If not for Republican Atty. Gen. Jeff Landry, Louisiana might have found its democracy outsourced in last year’s elections, and it has work to do to prevent that entirely.
Crunching numbers shows the deleterious impact of $419.5 million from Facebook founder Mark Zuckerberg and his wife Priscilla Chan on election fairness. Most of that money went to a special interest group favored by technology titans with a history of advocating for leftist voting policies in elections administration which receives its funding from large donors for liberal causes, the Center for Tech and Civic Life. Another group garnered the rest, doled out more specifically to inform the public on changes to election procedures and polling locations, and to recruit poll workers in response to the pandemic, which appeared neutral in impact.
Because the CTCL grant criteria clearly attempted to put a thumb on the scales of election outcomes. The strings it attached were for jurisdictions to maximize use of methods that compromised ballot integrity, including mass mail balloting, ballot harvesting, ballot “curing,” and unsupervised dropbox use, favored by Democrats and leftists.

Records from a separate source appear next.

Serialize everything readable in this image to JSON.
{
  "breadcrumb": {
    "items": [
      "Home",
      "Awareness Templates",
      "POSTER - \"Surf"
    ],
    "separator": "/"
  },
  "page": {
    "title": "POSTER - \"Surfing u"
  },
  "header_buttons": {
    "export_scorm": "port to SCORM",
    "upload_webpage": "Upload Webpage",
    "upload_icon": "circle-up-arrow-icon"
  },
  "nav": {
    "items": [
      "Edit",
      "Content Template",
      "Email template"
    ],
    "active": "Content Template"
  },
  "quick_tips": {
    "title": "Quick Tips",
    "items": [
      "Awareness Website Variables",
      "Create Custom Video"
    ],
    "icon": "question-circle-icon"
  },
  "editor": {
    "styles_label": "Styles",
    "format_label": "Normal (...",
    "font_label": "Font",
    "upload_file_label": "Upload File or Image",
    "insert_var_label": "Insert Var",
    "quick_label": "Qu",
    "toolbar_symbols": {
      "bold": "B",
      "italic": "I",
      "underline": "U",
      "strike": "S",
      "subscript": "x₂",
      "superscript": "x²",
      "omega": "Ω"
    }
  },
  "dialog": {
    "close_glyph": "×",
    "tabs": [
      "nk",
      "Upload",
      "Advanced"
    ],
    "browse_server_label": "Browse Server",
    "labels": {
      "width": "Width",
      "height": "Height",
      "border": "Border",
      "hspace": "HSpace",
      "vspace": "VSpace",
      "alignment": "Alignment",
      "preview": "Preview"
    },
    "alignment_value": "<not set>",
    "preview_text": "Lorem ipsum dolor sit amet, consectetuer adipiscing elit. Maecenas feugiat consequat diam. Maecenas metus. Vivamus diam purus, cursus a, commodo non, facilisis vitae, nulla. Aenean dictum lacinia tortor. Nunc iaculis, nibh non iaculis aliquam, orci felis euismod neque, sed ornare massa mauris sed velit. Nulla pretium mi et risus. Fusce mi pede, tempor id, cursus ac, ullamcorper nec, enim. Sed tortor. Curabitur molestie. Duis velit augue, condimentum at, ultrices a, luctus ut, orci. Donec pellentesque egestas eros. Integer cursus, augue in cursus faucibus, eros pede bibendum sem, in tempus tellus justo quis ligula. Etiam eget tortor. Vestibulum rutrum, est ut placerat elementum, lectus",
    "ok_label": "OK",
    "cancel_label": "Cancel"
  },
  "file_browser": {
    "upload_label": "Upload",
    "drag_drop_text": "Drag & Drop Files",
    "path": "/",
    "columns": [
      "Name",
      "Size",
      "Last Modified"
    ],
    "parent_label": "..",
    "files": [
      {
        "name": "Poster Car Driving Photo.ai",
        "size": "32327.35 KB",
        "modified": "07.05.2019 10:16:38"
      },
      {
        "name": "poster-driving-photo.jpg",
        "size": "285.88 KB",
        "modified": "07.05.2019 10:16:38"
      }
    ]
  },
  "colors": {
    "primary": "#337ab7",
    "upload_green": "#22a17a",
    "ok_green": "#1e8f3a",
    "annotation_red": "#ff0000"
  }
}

The groups also handed out money disproportionately to election board in counties that had larger voter bases for Democrats. While these typically urban counties receive higher per voter dollar totals from government to conduct elections, that skew skyrocketed with the grants. A separate study showed in Georgia, narrowly won by Democrat Pres. Joe Biden with the party barely capturing its two Senate seats, that counties won by Biden received about four times what those he lost got from the CTCL.
Further, the tactics the CTCL insisted that recipients use would appear to convey a structural bias favoring Democrats. Counties that received funds saw a 2.3 point swing in favor of Democrats compared to 2016, while non-funded counties saw no change.
However, Landry had the foresight upon learning of the proposal not only to vet state law to find R.S. 1400.2 that mandates all election expenses come from appropriations only made by the legislature, but also then to warn elections officials that accepting any of this kind of money would violate the law and his office would enforce a legal judgment against that. Naturally, election officials pulled back after learning this, and none of this outsider money made its way into state elections administration.
To make the prohibition more obvious and specific, Republican state Rep. Blake Miguez during the second special session of the Legislature that commenced not long after introduced a bill expressly denying reception of those kinds of private funds. Shamefully, every Democrat in both chambers save one voted against its successful passage, and Democrat Gov. John Bel Edwards signaled his willingness to see elections administration be corrupted for partisan advantage by vetoing the measure.
Such a bill would prevent a future legislature from allowing the state to accept such funds and then funnel that money in a partisan fashion through appropriations. Election integrity shouldn’t be for sale for special interests to manipulate, and a bill like that should become law as soon as possible.